The Big Ten wrapped up singing day with two programs in the top 10 (according to Rivals.com). To put that in perspective, six SEC programs made the top ten cut.

Scott Dochterman of The Gazette took a look at what Big Ten teams are spending on recruiting, and the numbers may surprise you.

Take a look at the chart below and take note of the increases in spending from 2011 and total recruiting expenses from each program.

B10RecruitingCosts

As you can see, most Big Ten schools spent significantly more in 2012 than they had the previous year, presumably in an effort to close the gap and pry the national championship from the firm grip of the SEC.

Iowa, who won just four games last year, increased their spending by over $95,000, and according to The Gazette, that's nearly double what they spend on recruiting for the football program in 2010. Nebraska is another school that saw some monumental increases in spending, increasing their recruiting expenses by nearly $275,000 from their 2011 total.

Michigan and Purdue were the only schools that saw their recruiting expenses shrink.

As you can see, Nebraska spent the most of any Big Ten school (by far) and Wisconsin was the only school to keep their recruiting costs under $333,000, which was an increase of just over $7,000 from last season.
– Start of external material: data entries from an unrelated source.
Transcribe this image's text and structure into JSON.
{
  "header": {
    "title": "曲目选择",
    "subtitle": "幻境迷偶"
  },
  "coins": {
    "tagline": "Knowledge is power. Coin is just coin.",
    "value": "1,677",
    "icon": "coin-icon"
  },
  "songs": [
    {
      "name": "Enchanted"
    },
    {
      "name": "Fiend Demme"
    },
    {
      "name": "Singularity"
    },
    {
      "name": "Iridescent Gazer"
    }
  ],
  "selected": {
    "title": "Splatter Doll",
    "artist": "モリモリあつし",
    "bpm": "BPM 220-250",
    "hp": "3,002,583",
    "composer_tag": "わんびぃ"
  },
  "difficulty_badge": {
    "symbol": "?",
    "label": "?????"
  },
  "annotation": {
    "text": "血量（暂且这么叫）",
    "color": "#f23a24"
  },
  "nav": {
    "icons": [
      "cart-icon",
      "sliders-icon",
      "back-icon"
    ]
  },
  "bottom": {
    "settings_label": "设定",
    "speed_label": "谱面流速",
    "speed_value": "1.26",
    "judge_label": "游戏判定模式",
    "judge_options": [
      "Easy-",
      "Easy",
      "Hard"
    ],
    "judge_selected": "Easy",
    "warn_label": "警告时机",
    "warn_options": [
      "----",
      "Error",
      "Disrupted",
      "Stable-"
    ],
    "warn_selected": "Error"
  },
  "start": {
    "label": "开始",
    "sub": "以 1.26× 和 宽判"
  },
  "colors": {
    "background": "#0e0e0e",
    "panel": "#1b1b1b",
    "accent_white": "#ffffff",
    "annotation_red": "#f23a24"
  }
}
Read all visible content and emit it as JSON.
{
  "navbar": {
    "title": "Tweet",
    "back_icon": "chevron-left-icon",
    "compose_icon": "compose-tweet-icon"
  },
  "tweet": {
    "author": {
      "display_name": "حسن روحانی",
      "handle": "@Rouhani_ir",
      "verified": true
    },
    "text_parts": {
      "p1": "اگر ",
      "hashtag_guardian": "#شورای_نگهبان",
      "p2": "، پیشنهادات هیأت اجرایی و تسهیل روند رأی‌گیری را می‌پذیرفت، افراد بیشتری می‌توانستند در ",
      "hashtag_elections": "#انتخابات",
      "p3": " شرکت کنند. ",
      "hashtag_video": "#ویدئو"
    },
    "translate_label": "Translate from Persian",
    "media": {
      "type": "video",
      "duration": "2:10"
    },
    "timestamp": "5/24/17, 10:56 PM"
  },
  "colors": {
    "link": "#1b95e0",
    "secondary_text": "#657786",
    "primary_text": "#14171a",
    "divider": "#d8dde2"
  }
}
The original article has some interesting insight, including why Nebraska's costs are so much higher (they travel over 1,100 miles for the average recruit).

With the new recruiting rules coming into effect, look for these numbers to rise significantly for most, if not all, programs next season.

Author: Doug Samuels
Doug Samuels has been with FootballScoop since 2011. Samuels joined the FootballScoop staff after serving as a college scout as well as an assistant coach at the college level, where he was fortunate enough to have coached every offensive position by age 24. Samuels is a lifelong Michigan State fan, no huddle enthusiast, and currently coaches high school football in West Michigan.